Pop Talk: Barron's goal is to 'paint pictures when I'm playing'
Feb 02,2007 00:00 by George Varga

Kenny Barron is held in such high esteem by some of the legends of jazz that it's surprising this veteran pianist, composer, bandleader and sideman is not yet a legend himself.

"He's at the top of our profession," said Pulitzer Prize-winning trumpeter Wynton Marsalis. "His name means excellence."

Saxophone great James Moody was equally effusive.

KENNY BARRON - Veteran pianist Kenny Barron is held in high esteem by some of the top jazz players in America, such as Wynton Marsalis and James Moody. Barron has played with such heavyweights as Freddie Hubbard, Buddy Rich, Milt Jackson, Stan Getz and more. CNS Photo courtesy of John Sann.
After hiring Barron - then still a teenager - to be in his band in 1962, Moody recommended him to replace Lalo Schifrin in Dizzy Gillespie's group, where Barron became a key player for several years. His resume soon expanded to include collaborations with such heavyweights as Freddie Hubbard, Buddy Rich, Milt Jackson, Stan Getz and more.

"I've worked with Kenny a lot and I've never heard him make a mistake," Moody said. "He's fantastic! And all of his solos sound like portraits."

The pianist, who is as notable for his self-effacing demeanor as for his sublime artistic skills, sounded both flattered and a bit embarrassed when apprised of Moody's accolades.

"That's a high compliment, so I'd be silly not to agree," Barron said. "I don't know if I could live up to that, but one of the things I try and reach for is to try and paint pictures when I'm playing, if possible. I try to be lyrical; I want to be as lyrical as possible.

"Most of the people who influenced me - like Tommy Flanagan and Hank Jones - played that way. They really created pictures when they played. I still strive for that."

Of late, Barron has been striving to paint his musical portraits at solo concerts, as well as with his band.
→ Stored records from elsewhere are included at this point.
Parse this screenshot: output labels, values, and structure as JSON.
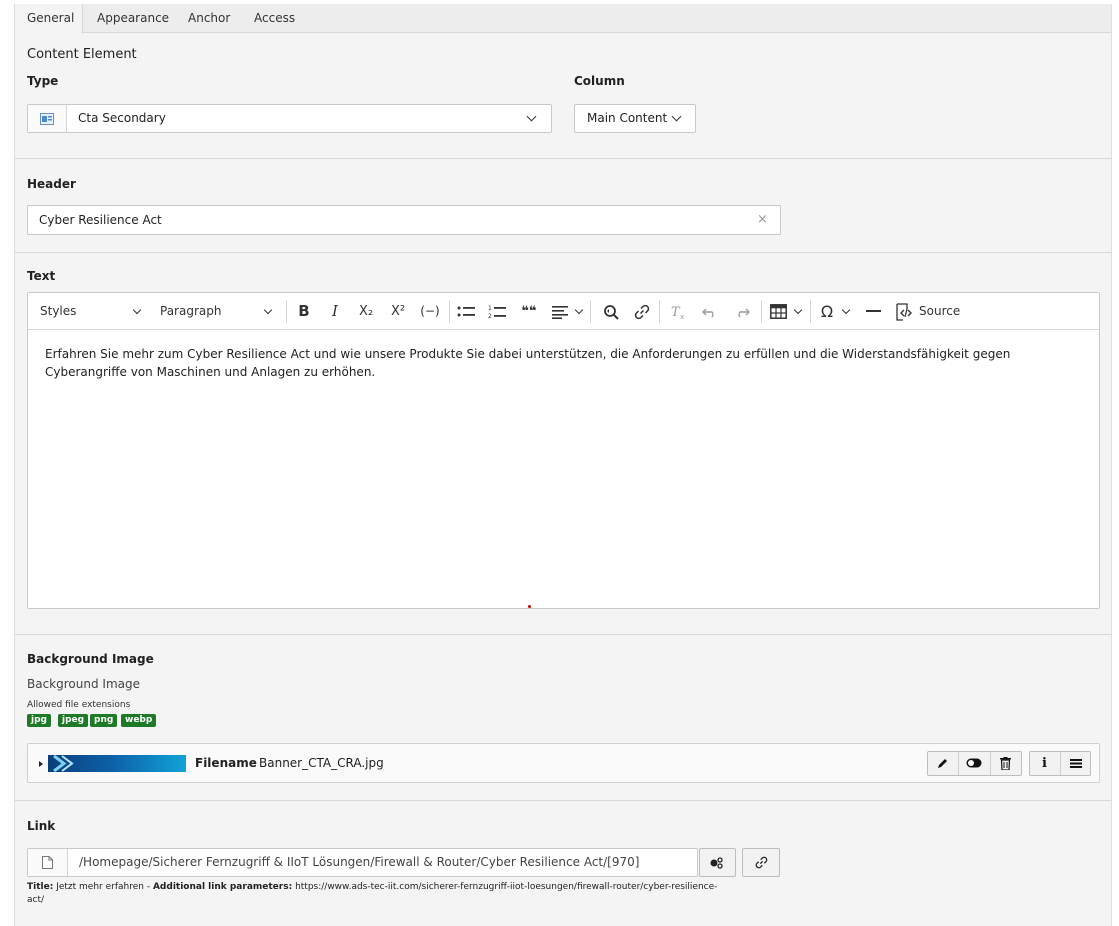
{
  "tabs": [
    "General",
    "Appearance",
    "Anchor",
    "Access"
  ],
  "content_element": {
    "title": "Content Element",
    "type_label": "Type",
    "type_value": "Cta Secondary",
    "column_label": "Column",
    "column_value": "Main Content"
  },
  "header": {
    "label": "Header",
    "value": "Cyber Resilience Act",
    "clear_icon": "×"
  },
  "text": {
    "label": "Text",
    "toolbar": {
      "styles": "Styles",
      "paragraph": "Paragraph",
      "bold": "B",
      "italic": "I",
      "subscript": "X₂",
      "superscript": "X²",
      "soft_hyphen": "(−)",
      "quote": "❝❝",
      "special_chars": "Ω",
      "source": "Source"
    },
    "body": "Erfahren Sie mehr zum Cyber Resilience Act und wie unsere Produkte Sie dabei unterstützen, die Anforderungen zu erfüllen und die Widerstandsfähigkeit gegen Cyberangriffe von Maschinen und Anlagen zu erhöhen."
  },
  "background_image": {
    "label": "Background Image",
    "sublabel": "Background Image",
    "allowed_label": "Allowed file extensions",
    "extensions": [
      "jpg",
      "jpeg",
      "png",
      "webp"
    ],
    "file_label": "Filename",
    "file_name": "Banner_CTA_CRA.jpg"
  },
  "link": {
    "label": "Link",
    "value": "/Homepage/Sicherer Fernzugriff & IIoT Lösungen/Firewall & Router/Cyber Resilience Act/[970]",
    "title_key": "Title:",
    "title_value": "Jetzt mehr erfahren -",
    "params_key": "Additional link parameters:",
    "params_value": "https://www.ads-tec-iit.com/sicherer-fernzugriff-iiot-loesungen/firewall-router/cyber-resilience-act/"
  },
  "colors": {
    "extension_badge": "#1d7a26",
    "background": "#f4f4f4"
  },
  "icons": {
    "type": "content-element-icon",
    "file_page": "page-icon",
    "edit": "pencil-icon",
    "toggle": "toggle-icon",
    "delete": "trash-icon",
    "info": "info-icon",
    "menu": "hamburger-icon",
    "browse": "page-tree-icon",
    "link": "link-icon"
  }
}
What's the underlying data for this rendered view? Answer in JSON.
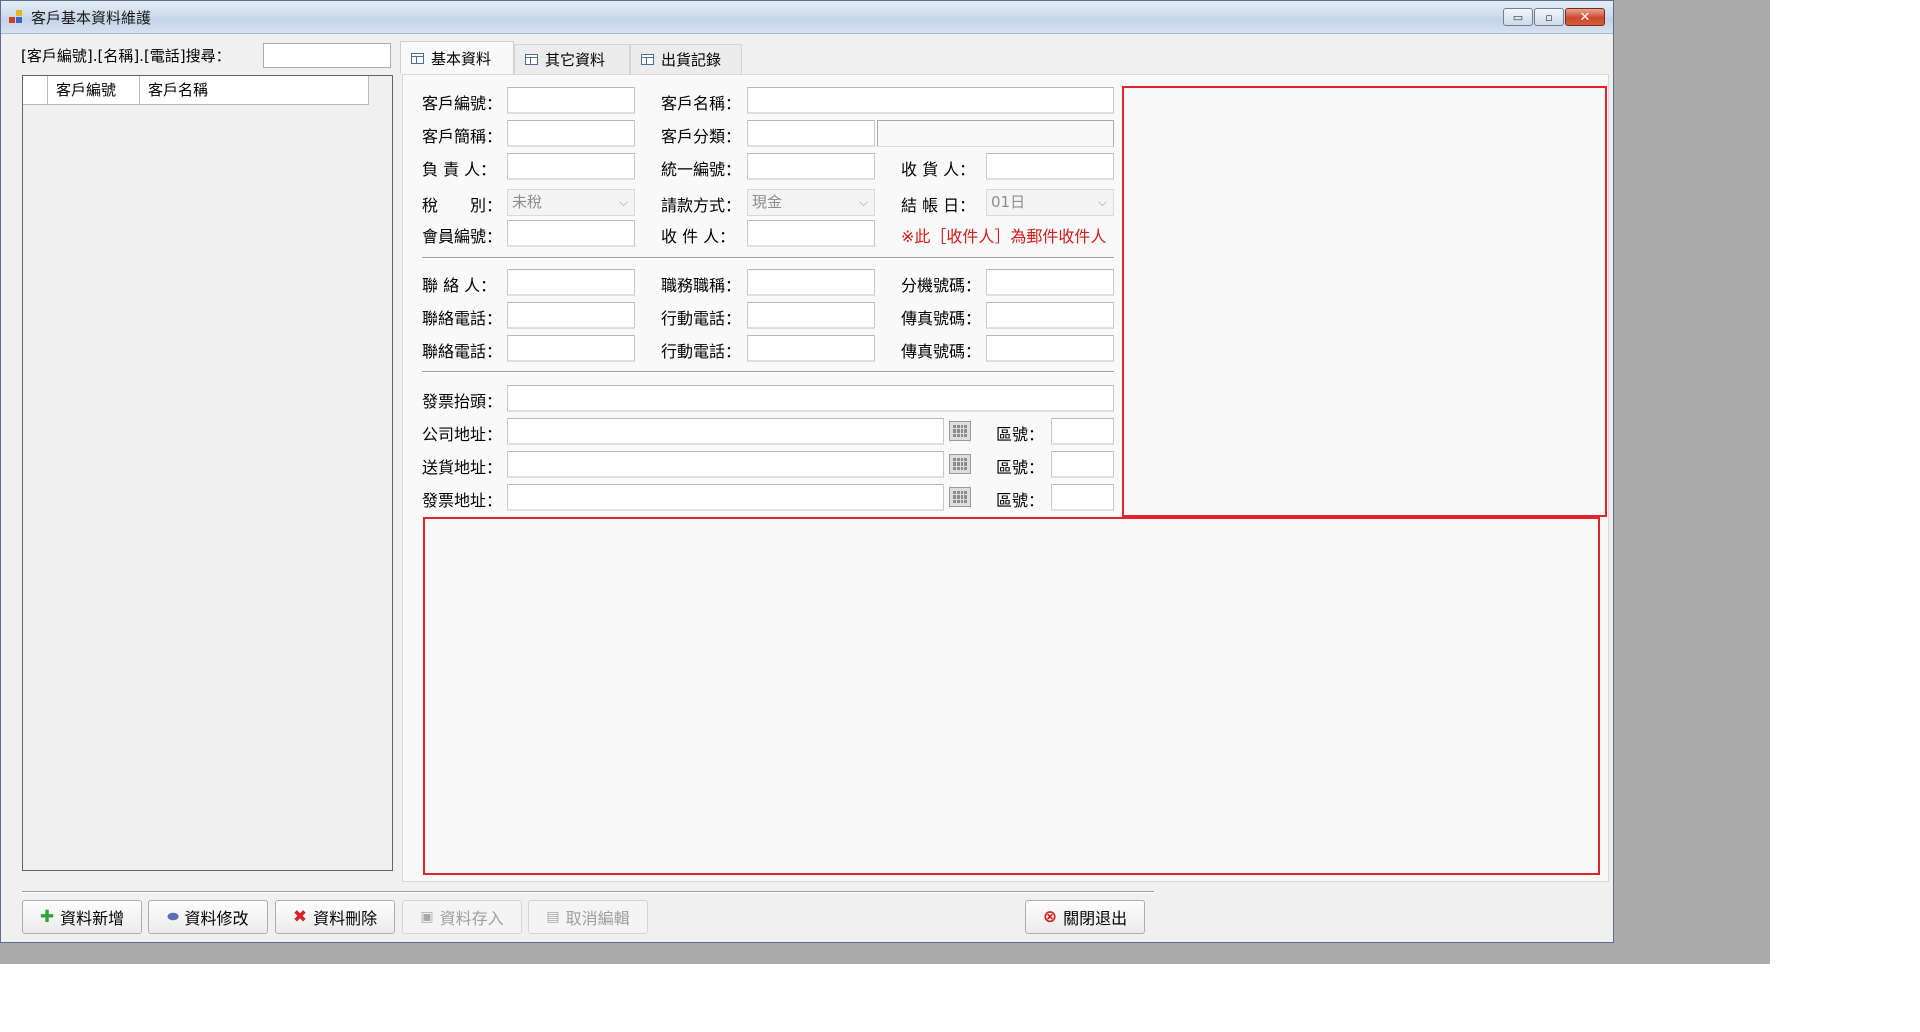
{
  "window": {
    "title": "客戶基本資料維護",
    "controls": {
      "minimize": "▭",
      "restore": "▫",
      "close": "✕"
    }
  },
  "search": {
    "label": "[客戶編號].[名稱].[電話]搜尋：",
    "value": ""
  },
  "grid": {
    "columns": [
      "客戶編號",
      "客戶名稱"
    ]
  },
  "tabs": [
    {
      "label": "基本資料",
      "active": true
    },
    {
      "label": "其它資料",
      "active": false
    },
    {
      "label": "出貨記錄",
      "active": false
    }
  ],
  "form": {
    "customer_no_label": "客戶編號：",
    "customer_name_label": "客戶名稱：",
    "customer_short_label": "客戶簡稱：",
    "customer_category_label": "客戶分類：",
    "owner_label": "負 責 人：",
    "tax_id_label": "統一編號：",
    "receiver_label": "收 貨 人：",
    "tax_type_label": "稅　　別：",
    "tax_type_value": "未稅",
    "payment_method_label": "請款方式：",
    "payment_method_value": "現金",
    "closing_day_label": "結 帳 日：",
    "closing_day_value": "01日",
    "member_no_label": "會員編號：",
    "recipient_label": "收 件 人：",
    "recipient_note": "※此［收件人］為郵件收件人",
    "contact_label": "聯 絡 人：",
    "job_title_label": "職務職稱：",
    "extension_label": "分機號碼：",
    "phone1_label": "聯絡電話：",
    "mobile1_label": "行動電話：",
    "fax1_label": "傳真號碼：",
    "phone2_label": "聯絡電話：",
    "mobile2_label": "行動電話：",
    "fax2_label": "傳真號碼：",
    "invoice_title_label": "發票抬頭：",
    "company_addr_label": "公司地址：",
    "delivery_addr_label": "送貨地址：",
    "invoice_addr_label": "發票地址：",
    "zip_label": "區號："
  },
  "buttons": {
    "add": {
      "label": "資料新增",
      "icon": "plus-icon",
      "color": "#2fa33a"
    },
    "edit": {
      "label": "資料修改",
      "icon": "eraser-icon",
      "color": "#5a6fb0"
    },
    "delete": {
      "label": "資料刪除",
      "icon": "x-icon",
      "color": "#d42424"
    },
    "save": {
      "label": "資料存入",
      "icon": "floppy-icon"
    },
    "cancel": {
      "label": "取消編輯",
      "icon": "doc-icon"
    },
    "exit": {
      "label": "關閉退出",
      "icon": "close-circle-icon",
      "color": "#d42424"
    }
  },
  "colors": {
    "highlight": "#e0242b",
    "note": "#d11a1a"
  }
}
The prospect of performing sans accompanists is one that both excites him and gives him cause for pause.

"It's a little scary because you have nobody (else) to lean on, although the scare only lasts for a tune or two," Barron said from his New York home.

"The other variable, which affects pianists more than anyone else, is that you never know the condition of the instrument you'll be playing. A bass player or saxophonist travels with their instrument. I get to play the piano du jour, and you don't always have time to acquaint yourself with that instrument. It might be a great piano, but it's not your piano."

Lyricism and clarity are hallmarks of Barron's playing. So is his supple touch, refined harmonic sense and ability to sound fully in control even as he constantly pushes himself to explore new terrain within the jazz tradition.

He has more than 40 albums as a leader to his credit, and many more with other artists. His voluminous discography includes recordings with everyone from Benny Carter and George Benson to Ella Fitzgerald, Elvin Jones and bass great Charlie Haden.

Barron is also notable as a jazz educator and as a skilled bandleader who is constantly nurturing young talents. The quintet he led from 2004 to 2006, to cite a recent example, featured vibraphonist Stefon Harris, Japanese bassist Kiyoshi Kitagawa, flutist Ann Drummond and drum dynamo Kim Thompson, who is now in Beyonce's new, all-female band.

"I like the energy of younger players," said Barron, 63. "Sometimes when you play with people your own age, you play safe and do what's comfortable, rather than challenging yourself. Playing with younger people allows you to challenge yourself."

He laughed.

"If I knew what I know now when I was starting out, I would still play music, without question. But I would probably practice a lot more so that I'd be a lot better."